In 1982 I published an article that began, “Sometime in the 1980’s an organization that is not a national government may acquire a few nuclear weapons. If not in the 1980’s, then in the 1990’s.”
I hedged about the 80’s but sounded pretty firm about the 90’s. It’s now the 2010’s, twenty-nine years later, and there has been no nuclear terrorism nor any acquisition of such weapons by any terrorist organization that we know of; and I think we’d know by now. I don’t know of anyone—and I knew many colleagues knowledgeable on the subject—who thought my expectations outlandish. Something needs to be explained!
Schelling then goes through what amounts to the Mueller treatment, detailing all of the steps that would have to take place for terrorists to acquire fissile material and develop a nuclear weapon, which goes some distance to explaining why terrorists have not yet done so.
However, I think that the epistemology of the claim is more interesting than the claim itself. What Schelling doesn’t explain is why none of the knowledgeable people in 1982 could have come up with the same set of difficulties that we can understand with relative clarity today. The claim seems plausible on its face; if I were a nuclear weapons expert in 1982, I can’t imagine that it would have surprised me, whatever quibbling there might have been with the timing. There’s a certain similarity with claims about the imminence of the nuclear weapons development of Iraq/Iran/Burma et al, but without the same degree of institutional interest that we find in, say, the Israeli intelligence services. As the timing for an Iranian nuclear test keeps getting pushed back, we begin to reexamine our assumptions about the interest that Iran has in nukes and its capability to produce them, questions that should have occurred to us at the beginning but didn’t. In the latter case the timeline has been developed in a deliberately misleading way in order to suggest a much greater threat than actually exists; I don’t really see that in the case of Schelling’s terrorism claim, however.

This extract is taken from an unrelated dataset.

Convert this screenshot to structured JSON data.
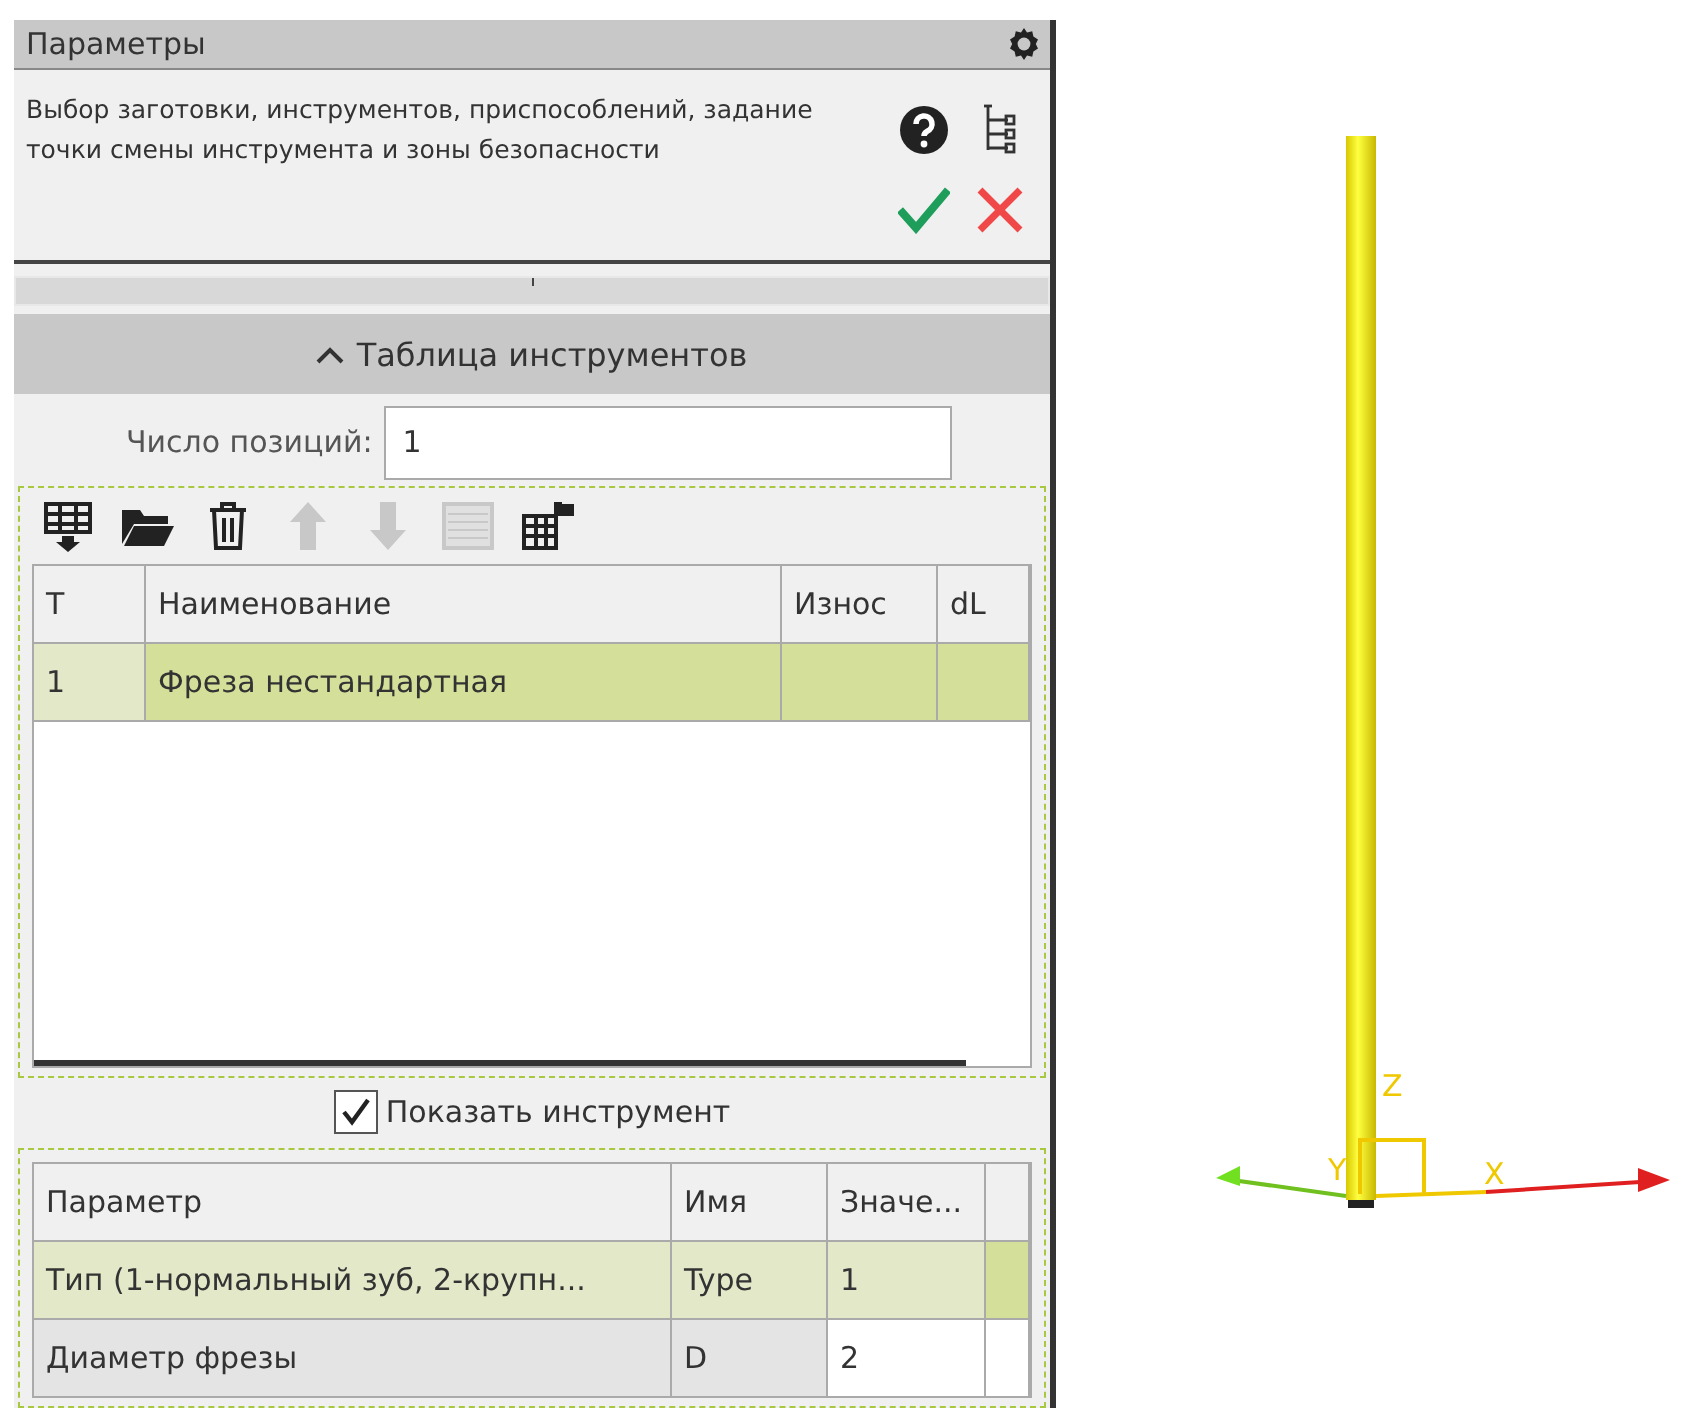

It would be nice to think that there was some kind of “democratization of expertise” phenomenon happening, in which a closed group of “experts” had been replaced with a much broader social network community, but I’m not sure that’s the case, either. Again, the single best account of why terrorists haven’t acquired nuclear weapons comes from John Mueller, who by most accounts was, in fact, alive and conscious in 1982.